=== Task prompt ===
In your copy of the data, omit the pictures and keep all else exactly as given.

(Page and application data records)
◆ ◆ ◆ ◆ ◆

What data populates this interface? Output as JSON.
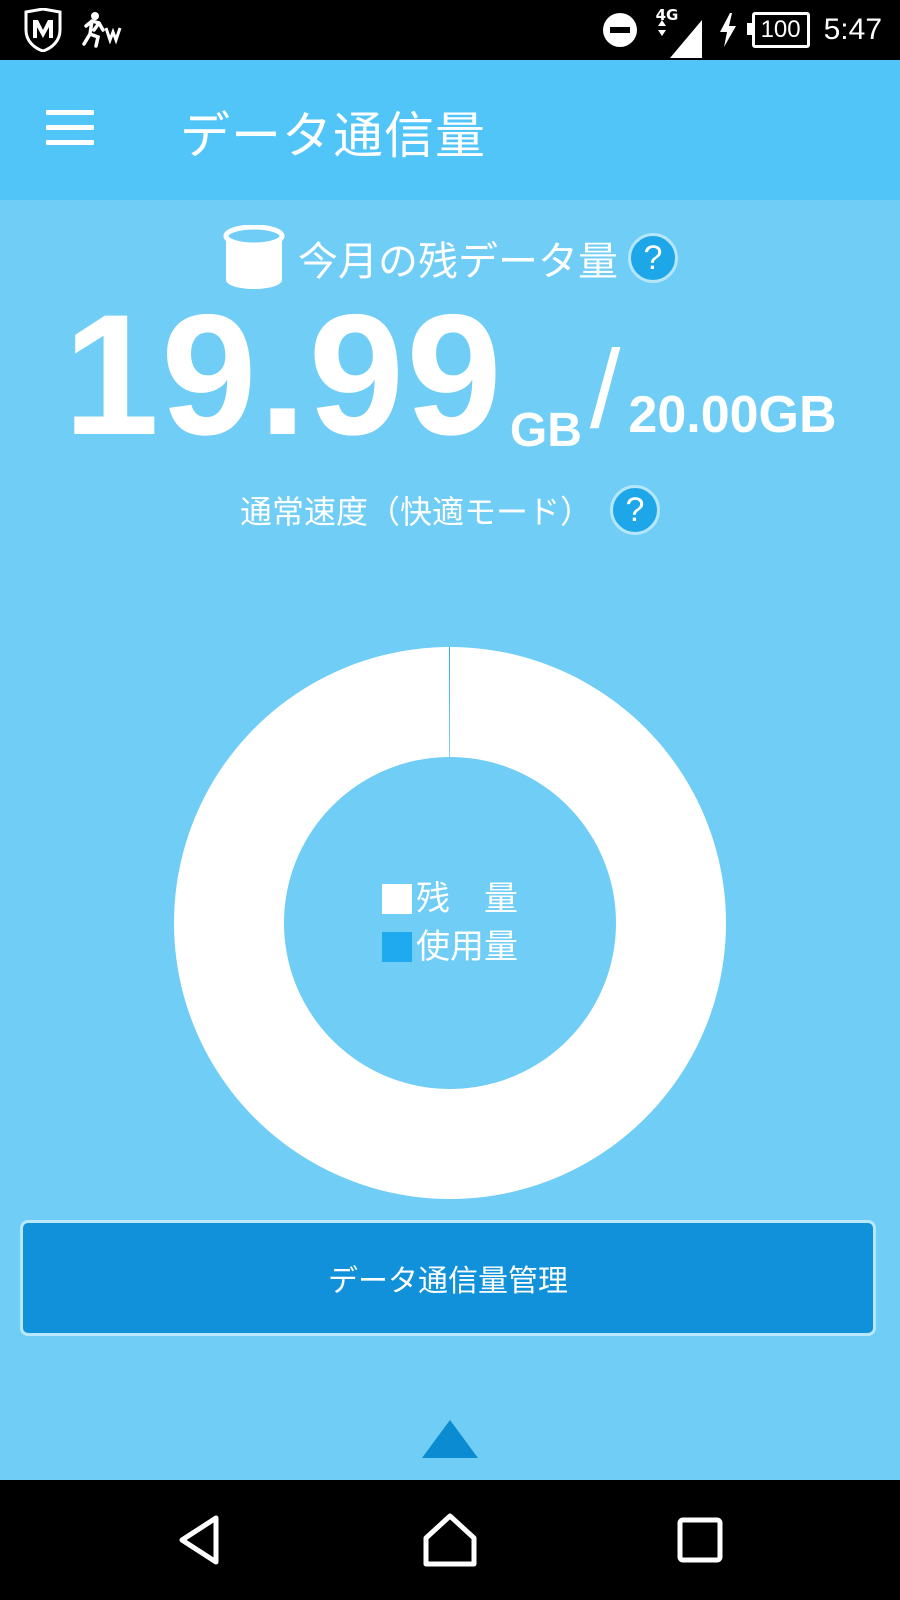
{
  "status_bar": {
    "network": "4G",
    "battery": "100",
    "time": "5:47",
    "icons": [
      "mcafee-shield-icon",
      "running-man-icon",
      "dnd-icon",
      "signal-icon",
      "charging-icon",
      "battery-icon"
    ]
  },
  "app_bar": {
    "title": "データ通信量",
    "menu_icon": "hamburger-icon"
  },
  "remaining": {
    "label": "今月の残データ量",
    "value": "19.99",
    "unit": "GB",
    "separator": "/",
    "total": "20.00GB",
    "speed_mode": "通常速度（快適モード）"
  },
  "chart_data": {
    "type": "pie",
    "labels": [
      "残　量",
      "使用量"
    ],
    "values": [
      19.99,
      0.01
    ],
    "colors": [
      "#ffffff",
      "#1faaf0"
    ]
  },
  "colors": {
    "background": "#6fcdf6",
    "app_bar": "#52c5f8",
    "button": "#1191da",
    "accent": "#1ea7e8"
  },
  "manage_button": {
    "label": "データ通信量管理"
  },
  "nav": [
    "back-icon",
    "home-icon",
    "recents-icon"
  ]
}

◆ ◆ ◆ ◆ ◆

=== Result of the exercise ===
What data populates this interface? Output as JSON.
{
  "status_bar": {
    "network": "4G",
    "battery": "100",
    "time": "5:47",
    "icons": [
      "mcafee-shield-icon",
      "running-man-icon",
      "dnd-icon",
      "signal-icon",
      "charging-icon",
      "battery-icon"
    ]
  },
  "app_bar": {
    "title": "データ通信量",
    "menu_icon": "hamburger-icon"
  },
  "remaining": {
    "label": "今月の残データ量",
    "value": "19.99",
    "unit": "GB",
    "separator": "/",
    "total": "20.00GB",
    "speed_mode": "通常速度（快適モード）"
  },
  "chart_data": {
    "type": "pie",
    "labels": [
      "残　量",
      "使用量"
    ],
    "values": [
      19.99,
      0.01
    ],
    "colors": [
      "#ffffff",
      "#1faaf0"
    ]
  },
  "colors": {
    "background": "#6fcdf6",
    "app_bar": "#52c5f8",
    "button": "#1191da",
    "accent": "#1ea7e8"
  },
  "manage_button": {
    "label": "データ通信量管理"
  },
  "nav": [
    "back-icon",
    "home-icon",
    "recents-icon"
  ]
}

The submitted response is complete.